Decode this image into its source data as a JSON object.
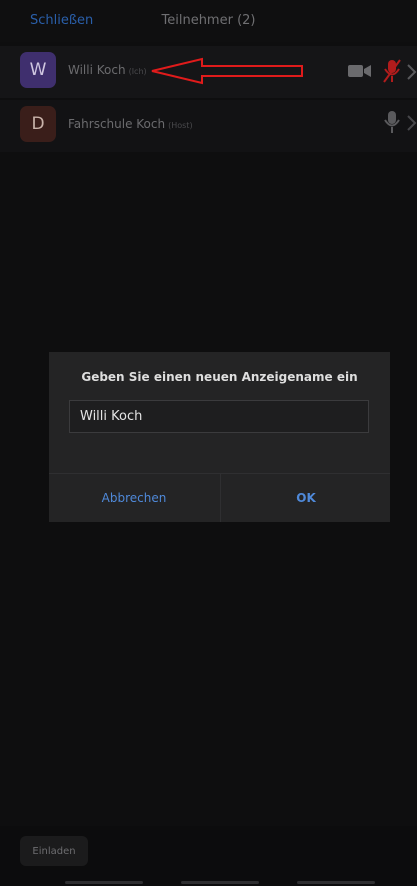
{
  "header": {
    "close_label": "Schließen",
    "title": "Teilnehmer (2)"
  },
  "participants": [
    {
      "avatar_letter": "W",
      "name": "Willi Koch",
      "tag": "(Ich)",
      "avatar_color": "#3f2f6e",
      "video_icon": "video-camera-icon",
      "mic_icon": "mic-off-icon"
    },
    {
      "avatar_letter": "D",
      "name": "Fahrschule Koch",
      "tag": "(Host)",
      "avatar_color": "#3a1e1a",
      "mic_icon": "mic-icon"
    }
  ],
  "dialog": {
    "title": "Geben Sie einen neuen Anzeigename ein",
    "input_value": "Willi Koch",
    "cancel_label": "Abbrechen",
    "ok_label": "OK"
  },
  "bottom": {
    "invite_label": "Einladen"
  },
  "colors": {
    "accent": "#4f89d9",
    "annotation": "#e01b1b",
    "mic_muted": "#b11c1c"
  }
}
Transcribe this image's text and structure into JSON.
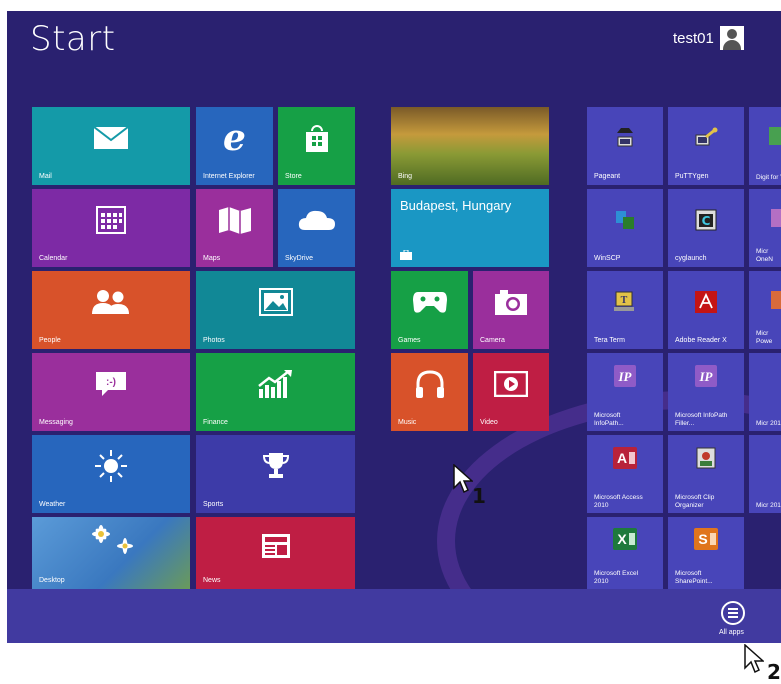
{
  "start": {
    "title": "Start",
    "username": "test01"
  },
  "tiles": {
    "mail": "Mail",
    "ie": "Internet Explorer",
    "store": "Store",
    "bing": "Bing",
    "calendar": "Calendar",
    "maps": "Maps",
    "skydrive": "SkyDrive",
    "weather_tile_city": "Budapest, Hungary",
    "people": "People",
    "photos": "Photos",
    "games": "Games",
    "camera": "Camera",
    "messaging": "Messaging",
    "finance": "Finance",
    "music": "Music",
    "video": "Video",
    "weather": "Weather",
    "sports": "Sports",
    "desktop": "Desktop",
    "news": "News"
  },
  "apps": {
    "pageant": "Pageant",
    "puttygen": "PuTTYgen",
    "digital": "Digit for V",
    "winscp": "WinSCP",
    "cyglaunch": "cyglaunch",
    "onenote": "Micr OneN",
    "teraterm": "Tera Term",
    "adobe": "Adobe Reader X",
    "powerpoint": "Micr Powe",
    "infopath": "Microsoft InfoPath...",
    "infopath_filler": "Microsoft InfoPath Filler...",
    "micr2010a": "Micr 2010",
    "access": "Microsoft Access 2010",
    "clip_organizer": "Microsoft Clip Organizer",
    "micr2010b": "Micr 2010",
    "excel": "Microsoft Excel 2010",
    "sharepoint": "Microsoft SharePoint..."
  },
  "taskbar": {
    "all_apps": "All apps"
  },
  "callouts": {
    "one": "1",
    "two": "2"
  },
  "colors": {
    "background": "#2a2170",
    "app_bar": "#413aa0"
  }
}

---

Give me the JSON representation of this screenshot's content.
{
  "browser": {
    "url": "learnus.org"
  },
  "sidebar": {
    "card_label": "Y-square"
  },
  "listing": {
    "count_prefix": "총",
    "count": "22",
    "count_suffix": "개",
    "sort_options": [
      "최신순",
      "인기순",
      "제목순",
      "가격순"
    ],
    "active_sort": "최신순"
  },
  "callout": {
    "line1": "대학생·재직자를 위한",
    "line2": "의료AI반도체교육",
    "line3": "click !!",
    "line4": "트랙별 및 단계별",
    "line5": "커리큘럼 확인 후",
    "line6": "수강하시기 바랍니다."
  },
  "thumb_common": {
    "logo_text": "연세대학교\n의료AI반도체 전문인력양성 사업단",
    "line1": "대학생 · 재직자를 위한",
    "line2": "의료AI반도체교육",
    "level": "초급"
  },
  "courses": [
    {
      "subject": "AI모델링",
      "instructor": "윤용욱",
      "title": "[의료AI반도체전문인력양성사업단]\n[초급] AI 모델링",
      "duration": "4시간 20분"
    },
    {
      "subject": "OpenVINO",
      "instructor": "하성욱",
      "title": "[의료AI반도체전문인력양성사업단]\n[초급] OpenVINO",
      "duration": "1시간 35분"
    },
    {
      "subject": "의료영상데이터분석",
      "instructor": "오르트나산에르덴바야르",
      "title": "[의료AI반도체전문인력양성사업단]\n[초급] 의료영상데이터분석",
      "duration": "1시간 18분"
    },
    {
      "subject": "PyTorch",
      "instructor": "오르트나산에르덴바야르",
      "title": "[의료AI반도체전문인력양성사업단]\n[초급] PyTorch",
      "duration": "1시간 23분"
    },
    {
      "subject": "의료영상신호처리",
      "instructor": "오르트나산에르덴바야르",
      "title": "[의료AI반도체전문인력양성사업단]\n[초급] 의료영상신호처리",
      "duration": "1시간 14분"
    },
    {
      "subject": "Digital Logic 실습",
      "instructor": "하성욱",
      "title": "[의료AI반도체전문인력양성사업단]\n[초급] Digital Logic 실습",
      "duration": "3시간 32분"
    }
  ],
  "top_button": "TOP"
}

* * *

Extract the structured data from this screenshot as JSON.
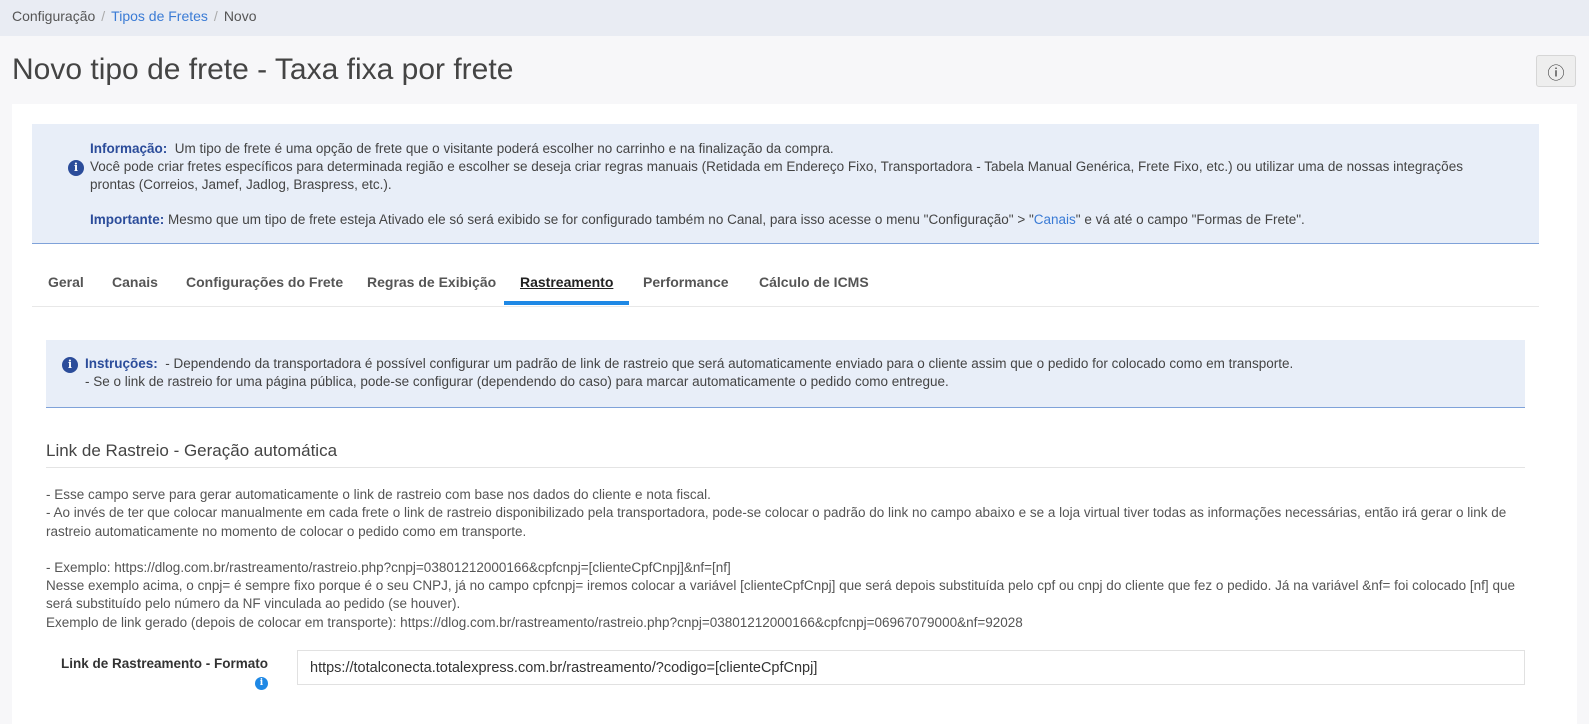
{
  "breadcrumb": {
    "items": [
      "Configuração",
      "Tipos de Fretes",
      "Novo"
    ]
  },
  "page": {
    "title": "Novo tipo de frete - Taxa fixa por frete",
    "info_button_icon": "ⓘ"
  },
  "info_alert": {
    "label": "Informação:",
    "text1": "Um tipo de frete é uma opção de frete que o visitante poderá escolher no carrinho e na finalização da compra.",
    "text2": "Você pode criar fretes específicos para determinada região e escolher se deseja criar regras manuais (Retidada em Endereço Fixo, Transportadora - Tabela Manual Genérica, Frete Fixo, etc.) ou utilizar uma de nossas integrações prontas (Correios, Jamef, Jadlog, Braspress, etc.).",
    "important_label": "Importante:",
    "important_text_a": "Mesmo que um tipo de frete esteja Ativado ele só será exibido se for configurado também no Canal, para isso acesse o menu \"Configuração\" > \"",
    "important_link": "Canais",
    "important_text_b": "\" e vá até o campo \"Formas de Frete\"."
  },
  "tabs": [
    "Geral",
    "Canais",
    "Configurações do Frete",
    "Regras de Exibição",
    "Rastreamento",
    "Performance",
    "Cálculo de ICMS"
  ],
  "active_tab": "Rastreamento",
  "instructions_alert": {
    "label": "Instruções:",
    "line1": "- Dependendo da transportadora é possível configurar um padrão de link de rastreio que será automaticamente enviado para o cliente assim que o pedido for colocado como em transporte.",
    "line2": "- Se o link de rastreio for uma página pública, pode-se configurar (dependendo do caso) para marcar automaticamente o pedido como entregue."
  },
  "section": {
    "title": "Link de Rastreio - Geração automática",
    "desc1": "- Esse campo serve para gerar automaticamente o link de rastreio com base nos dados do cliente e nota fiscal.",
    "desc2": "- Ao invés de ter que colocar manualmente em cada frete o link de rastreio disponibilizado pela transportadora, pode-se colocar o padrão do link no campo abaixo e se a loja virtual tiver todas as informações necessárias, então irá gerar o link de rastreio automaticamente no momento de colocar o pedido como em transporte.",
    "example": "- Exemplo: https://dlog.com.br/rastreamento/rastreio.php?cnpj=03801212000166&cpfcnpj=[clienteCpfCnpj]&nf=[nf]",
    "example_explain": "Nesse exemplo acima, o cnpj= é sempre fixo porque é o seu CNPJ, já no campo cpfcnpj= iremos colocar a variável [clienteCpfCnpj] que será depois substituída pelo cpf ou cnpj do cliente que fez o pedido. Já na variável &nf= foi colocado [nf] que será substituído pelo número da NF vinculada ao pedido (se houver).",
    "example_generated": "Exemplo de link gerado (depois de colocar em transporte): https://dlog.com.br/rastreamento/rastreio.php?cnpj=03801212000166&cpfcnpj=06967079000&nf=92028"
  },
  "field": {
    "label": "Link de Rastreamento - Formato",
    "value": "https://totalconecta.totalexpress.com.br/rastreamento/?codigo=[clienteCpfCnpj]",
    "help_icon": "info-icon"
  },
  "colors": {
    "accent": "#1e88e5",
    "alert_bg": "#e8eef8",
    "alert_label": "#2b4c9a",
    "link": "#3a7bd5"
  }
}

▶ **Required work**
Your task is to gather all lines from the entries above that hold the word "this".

▶ **Exercise result**
Decode this image into its source data as a JSON object.
Transcribe this image's text and structure into JSON.
Give me the JSON representation of this screenshot's content.
Extract the structured data from this screenshot as JSON.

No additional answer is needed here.